Well, it’s finally happened. Your teen has turned “that age” where they start bugging you for a car. They have gone through driver’s ed, gotten their learner’s permit and even managed to get their license. Now the discussions for their own car are happening around the dinner table. If you have older children, you have been around this block before. In that case, you may have this already handled with a family “hand-me-down” car that you already own. However, if this is your first time, here are some things to consider:
Don’t spend a lot of money — it is well-established that drivers aged 18 to 24 are responsible for many accidents.
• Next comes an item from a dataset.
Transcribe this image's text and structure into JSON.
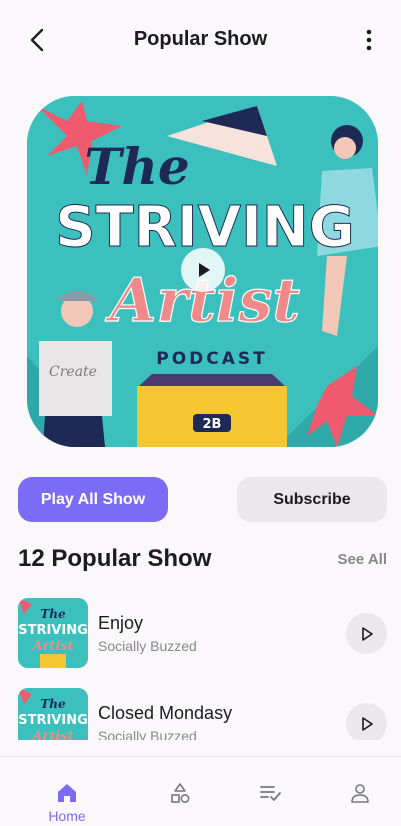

After all, driving is a very new experience for them, and in today’s world, distractions abound, both inside and outside the vehicle. Even if the new driver is merely added to your insurance policy (as opposed to them carrying the insurance in their own name at a much higher cost), you can mitigate the expense by not going in debt for their first car. Save that as a college graduation gift. They will appreciate more by then for sure. Consider spending less than $7500.
Things to consider when choosing that first car. Notice first of all that I said CAR as opposed to truck, minivan, or SUV, all of which will cost more to own, operate and insure than a good 10- to 15-year-old midsize American car. Don’t fall into the “Asian is better” trap. Yes, once a vehicle crosses 100,000 miles and/or 10 years old, the economics change. Yes, the Asian makes have awesome initial quality and will last a long time, but once the original owner trades the car, subsequent owners are saddled with the high expenses of maintenance and systems replacement that will easily and quickly add up into the hundreds of dollars. Here are some of the advantages of a used mid-size American car in good condition:
- Quantity – Seeking out a high-volume model means lower prices and lower mileage. This translates into more value for your money. It also means an abundance of new, rebuilt and used parts so that your cost of ownership will be lower too.
- Ease of repair – A high-volume car means that there is a plentiful body of maintenance and repair knowledge in your community. The more service professionals that are familiar with your make and model car, the lower cost and easier driving it will be.
- Lower insurance costs – High quantity also translates into lower insurance costs since these vehicles will cost less to fix in the event of an accident.
Next Article: My top four midsize American car recommendations for first-time teen drivers.
Originally written by Ken Chester Jr.